### Goal of the exercise
Copy out all lines of the records in which the word "JSON" appears.

Data records for software interfaces

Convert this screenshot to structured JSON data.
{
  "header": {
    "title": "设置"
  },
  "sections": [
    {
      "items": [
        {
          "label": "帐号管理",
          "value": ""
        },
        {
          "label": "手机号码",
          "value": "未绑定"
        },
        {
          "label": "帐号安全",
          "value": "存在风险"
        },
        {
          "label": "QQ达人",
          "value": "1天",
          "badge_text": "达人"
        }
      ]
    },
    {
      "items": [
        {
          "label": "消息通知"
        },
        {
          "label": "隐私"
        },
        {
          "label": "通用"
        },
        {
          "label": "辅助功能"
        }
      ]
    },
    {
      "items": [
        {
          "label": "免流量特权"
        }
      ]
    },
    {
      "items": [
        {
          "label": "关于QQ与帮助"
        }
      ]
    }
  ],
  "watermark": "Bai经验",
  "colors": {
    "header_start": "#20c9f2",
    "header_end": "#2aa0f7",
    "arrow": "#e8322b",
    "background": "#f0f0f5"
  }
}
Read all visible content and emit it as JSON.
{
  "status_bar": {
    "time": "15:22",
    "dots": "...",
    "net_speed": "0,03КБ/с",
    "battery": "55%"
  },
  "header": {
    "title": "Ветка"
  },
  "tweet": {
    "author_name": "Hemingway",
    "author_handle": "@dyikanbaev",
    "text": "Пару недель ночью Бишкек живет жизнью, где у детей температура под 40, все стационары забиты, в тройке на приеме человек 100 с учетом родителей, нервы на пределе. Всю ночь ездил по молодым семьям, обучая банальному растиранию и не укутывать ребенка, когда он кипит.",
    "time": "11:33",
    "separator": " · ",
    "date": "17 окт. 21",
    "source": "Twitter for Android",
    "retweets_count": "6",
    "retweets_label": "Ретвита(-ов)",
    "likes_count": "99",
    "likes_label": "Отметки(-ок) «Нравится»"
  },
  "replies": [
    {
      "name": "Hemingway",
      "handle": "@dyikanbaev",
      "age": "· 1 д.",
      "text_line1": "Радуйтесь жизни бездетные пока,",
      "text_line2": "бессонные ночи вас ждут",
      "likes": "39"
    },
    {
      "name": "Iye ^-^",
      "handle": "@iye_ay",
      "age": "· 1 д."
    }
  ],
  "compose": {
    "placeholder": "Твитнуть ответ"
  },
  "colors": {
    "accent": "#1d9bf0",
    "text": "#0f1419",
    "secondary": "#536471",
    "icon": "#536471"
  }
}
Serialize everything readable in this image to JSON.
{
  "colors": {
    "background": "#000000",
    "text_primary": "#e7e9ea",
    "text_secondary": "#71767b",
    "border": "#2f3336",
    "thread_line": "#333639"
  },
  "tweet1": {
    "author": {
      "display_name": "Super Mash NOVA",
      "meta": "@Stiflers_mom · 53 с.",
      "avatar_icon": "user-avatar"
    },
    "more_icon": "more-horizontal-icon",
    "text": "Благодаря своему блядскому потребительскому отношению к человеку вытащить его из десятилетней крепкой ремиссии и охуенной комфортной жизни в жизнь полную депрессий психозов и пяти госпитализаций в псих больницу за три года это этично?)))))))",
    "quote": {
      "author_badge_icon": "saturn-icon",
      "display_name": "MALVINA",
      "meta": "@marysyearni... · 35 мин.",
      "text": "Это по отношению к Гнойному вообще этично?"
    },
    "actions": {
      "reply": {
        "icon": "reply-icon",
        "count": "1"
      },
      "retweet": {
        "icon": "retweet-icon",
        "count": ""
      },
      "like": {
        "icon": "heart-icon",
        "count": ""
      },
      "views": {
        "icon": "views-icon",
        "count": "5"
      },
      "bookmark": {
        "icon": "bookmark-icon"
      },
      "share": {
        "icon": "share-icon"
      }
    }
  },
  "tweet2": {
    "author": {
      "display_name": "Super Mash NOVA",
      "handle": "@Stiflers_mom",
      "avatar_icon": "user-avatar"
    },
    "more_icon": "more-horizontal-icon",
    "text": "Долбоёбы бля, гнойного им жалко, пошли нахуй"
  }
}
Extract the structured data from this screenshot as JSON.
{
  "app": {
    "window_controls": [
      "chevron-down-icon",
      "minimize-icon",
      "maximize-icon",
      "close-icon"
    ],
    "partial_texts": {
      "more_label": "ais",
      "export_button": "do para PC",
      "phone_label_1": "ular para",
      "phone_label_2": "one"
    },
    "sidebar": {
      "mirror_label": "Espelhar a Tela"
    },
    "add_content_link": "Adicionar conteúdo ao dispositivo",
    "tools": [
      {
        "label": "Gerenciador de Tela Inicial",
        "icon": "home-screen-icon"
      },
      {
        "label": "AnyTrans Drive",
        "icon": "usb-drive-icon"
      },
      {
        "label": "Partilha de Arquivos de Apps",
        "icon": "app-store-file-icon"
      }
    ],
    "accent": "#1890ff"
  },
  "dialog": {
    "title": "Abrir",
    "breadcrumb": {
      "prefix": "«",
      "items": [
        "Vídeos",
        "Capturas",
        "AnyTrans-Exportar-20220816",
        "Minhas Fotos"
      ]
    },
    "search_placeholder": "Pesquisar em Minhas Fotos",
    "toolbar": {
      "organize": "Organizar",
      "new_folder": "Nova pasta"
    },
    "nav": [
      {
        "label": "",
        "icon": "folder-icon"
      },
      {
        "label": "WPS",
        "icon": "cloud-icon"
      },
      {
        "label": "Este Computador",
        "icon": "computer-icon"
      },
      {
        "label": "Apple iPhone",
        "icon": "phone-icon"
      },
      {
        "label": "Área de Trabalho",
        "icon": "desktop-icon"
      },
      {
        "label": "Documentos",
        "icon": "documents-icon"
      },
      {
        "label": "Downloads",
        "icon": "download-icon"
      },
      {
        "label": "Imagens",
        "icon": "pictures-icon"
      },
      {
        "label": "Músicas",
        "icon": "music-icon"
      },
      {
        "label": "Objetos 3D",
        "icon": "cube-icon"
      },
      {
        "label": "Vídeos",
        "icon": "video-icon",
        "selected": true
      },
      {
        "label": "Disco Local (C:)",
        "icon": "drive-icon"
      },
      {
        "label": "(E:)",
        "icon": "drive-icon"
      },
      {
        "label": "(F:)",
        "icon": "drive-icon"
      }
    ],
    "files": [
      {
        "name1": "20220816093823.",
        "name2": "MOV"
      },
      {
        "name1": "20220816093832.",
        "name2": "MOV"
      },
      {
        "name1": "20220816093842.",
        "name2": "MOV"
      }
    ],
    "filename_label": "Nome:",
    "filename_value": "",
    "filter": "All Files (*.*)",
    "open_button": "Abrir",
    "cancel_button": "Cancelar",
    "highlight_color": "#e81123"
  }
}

### Response to this task
Convert this screenshot to structured JSON data.
Read all visible content and emit it as JSON.
Serialize everything readable in this image to JSON.
Extract the structured data from this screenshot as JSON.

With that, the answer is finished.